Since the late 1990s, riverbank revetments constructed of sand-filled geotextile bags (geotextile bags) have been developed in Bangladesh in response to the lack of traditional erosion-protection materials, particularly rock. After independence in 1971 and the related loss of access to quarries, rock was replaced by concrete cubes, but those are expensive and slow to manufacture. Geotextile bags on the other hand, first used as emergency measures during the second half of the 1990s, can be filled with local sand and therefore provide the opportunity to respond quickly to dynamic river changes.Geotextile bags also provide the potential for substantial cost reduction, due to the use of locally available resources. The use of the abundant local sand reduces transport distance and cost, while local labor is used for filling, transporting, and dumping of the 75–250kg bags. Driven by the need for longer protection, the idea of using geotextile bags for permanent riverbank protection emerged in 2001. Eight years of experience have enabled systematic placement of geotextile bag protection along about 12km of major riverbanks at a unit cost of around USD 2M per km. By comparison, concrete-block revetments cost around USD 5M per km. In addition, there are strong indications that geotextile bags perform better than concrete blocks as underwater protection, largely due to their inherent filter properties and better launching behavior when the toe of the protected underwater slope is under-scoured.This article reports the outcome of the last eight years of development work under the ADB-supported Jamuna-Meghna River Erosion Mitigation Project (ADB, 2002), implemented by the Bangladesh Water Development Board. Besides substituting geotextile bags for concrete blocks as protective elements, the project involved development of a comprehensive planning system to improve the overall reliability and sustainability of riverbank protection works.
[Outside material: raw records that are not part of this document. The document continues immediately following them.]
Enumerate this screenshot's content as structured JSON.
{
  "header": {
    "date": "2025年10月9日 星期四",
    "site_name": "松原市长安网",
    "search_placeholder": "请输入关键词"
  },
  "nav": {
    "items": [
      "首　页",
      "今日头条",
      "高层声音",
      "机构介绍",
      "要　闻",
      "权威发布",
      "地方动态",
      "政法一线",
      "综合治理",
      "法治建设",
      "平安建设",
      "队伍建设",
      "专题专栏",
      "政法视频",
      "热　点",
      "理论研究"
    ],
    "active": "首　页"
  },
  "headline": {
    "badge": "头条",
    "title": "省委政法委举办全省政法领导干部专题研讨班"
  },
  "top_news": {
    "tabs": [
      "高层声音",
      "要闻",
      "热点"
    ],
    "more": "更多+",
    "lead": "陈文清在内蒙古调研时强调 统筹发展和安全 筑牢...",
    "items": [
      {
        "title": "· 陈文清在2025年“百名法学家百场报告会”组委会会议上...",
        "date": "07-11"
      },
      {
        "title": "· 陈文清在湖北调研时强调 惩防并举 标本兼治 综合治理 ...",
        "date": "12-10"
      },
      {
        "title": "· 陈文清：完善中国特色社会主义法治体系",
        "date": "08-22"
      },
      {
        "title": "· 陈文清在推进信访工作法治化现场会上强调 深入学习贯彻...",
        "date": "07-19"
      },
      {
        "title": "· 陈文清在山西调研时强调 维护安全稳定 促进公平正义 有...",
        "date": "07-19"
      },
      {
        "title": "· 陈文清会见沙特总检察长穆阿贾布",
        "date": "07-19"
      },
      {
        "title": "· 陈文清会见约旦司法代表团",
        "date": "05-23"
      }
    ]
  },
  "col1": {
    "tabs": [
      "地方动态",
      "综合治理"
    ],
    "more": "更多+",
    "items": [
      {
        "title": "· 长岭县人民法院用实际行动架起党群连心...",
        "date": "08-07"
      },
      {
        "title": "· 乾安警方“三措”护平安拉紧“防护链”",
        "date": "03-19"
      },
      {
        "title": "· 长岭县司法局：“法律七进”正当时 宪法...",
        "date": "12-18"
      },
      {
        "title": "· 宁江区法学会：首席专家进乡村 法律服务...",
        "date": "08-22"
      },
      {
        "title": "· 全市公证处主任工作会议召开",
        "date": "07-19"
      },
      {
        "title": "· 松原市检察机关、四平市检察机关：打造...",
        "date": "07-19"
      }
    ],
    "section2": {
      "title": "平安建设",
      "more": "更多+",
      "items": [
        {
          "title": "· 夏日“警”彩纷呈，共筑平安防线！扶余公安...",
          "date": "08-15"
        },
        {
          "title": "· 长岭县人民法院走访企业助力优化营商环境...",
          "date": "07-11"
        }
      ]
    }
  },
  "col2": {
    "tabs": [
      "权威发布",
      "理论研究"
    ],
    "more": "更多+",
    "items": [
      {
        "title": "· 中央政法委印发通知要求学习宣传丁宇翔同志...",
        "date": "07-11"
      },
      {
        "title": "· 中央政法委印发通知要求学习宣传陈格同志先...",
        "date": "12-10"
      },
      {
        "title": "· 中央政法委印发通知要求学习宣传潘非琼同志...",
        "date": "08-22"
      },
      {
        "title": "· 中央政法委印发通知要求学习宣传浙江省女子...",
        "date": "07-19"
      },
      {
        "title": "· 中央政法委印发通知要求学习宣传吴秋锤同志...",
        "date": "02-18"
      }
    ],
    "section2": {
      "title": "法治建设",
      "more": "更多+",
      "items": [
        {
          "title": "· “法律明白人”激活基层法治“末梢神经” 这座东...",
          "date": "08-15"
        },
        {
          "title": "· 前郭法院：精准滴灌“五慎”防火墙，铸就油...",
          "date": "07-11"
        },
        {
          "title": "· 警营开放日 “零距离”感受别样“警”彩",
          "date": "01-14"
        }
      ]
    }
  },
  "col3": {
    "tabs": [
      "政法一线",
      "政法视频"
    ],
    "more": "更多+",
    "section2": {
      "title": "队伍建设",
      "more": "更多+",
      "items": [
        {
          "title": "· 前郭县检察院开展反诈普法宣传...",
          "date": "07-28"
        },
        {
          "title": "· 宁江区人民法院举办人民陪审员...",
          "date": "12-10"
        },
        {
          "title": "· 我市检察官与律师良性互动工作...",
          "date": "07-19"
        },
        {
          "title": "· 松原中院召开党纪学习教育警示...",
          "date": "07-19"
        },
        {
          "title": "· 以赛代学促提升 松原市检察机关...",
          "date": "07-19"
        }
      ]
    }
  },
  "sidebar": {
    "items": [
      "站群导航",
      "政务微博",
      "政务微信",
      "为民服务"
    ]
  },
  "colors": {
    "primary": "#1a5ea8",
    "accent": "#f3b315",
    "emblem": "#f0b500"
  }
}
Bangladesh Delta Plan 2100 Formulation Project: River System Management
General Economics Division, Planning Commission, Government of Bangladesh (2015), "Bangladesh Delta Plan 2100 Formulation Project: River System Management" Dhaka.
River Embankment and Bank Failure in Bangladesh: A Study on Geotechnical Characteristics and Stability Analysis
  • M B Hossain
  • T Sakai
  • M Z Hossain
Hossain, M.B., Sakai, T., Hossain, M.Z., 2010, "River Embankment and Bank Failure in Bangladesh: A Study on Geotechnical Characteristics and Stability Analysis", Proc. of International Conference on Environmental Aspects of Bangladesh (ICEAB10), Japan, Sept. 2010
  • B W Melville
  • S E Coleman
Melville, B.W., Coleman, S.E., 2000. Bridge Scour. Water Resources Publication
The Variability of Large Alluvial Rivers
  • A Schumm
  • B R Winckley
Schumm A., and Winckley B.R., 1994, The Variability of Large Alluvial Rivers, ASCE Press, New York
Special Report 17: Geobag Revetments, Prepared for Jamuna-Meghna River Erosion Mitigation Project
  • M A Stevens
  • K Oberhagemann
Stevens, M.A., Oberhagemann, K., 2006. Special Report 17: Geobag Revetments, Prepared for Jamuna-Meghna River Erosion Mitigation Project, Bangladesh Water Development Board, May.
Special Report 19: Morphology Mission Report. Prepared for Jamuna-Meghna River Erosion Mitigation Project
  • M A Stevens
Stevens, M.A., 2006. Special Report 19: Morphology Mission Report. Prepared for Jamuna-Meghna River Erosion Mitigation Project, Bangladesh Water Development Board, May.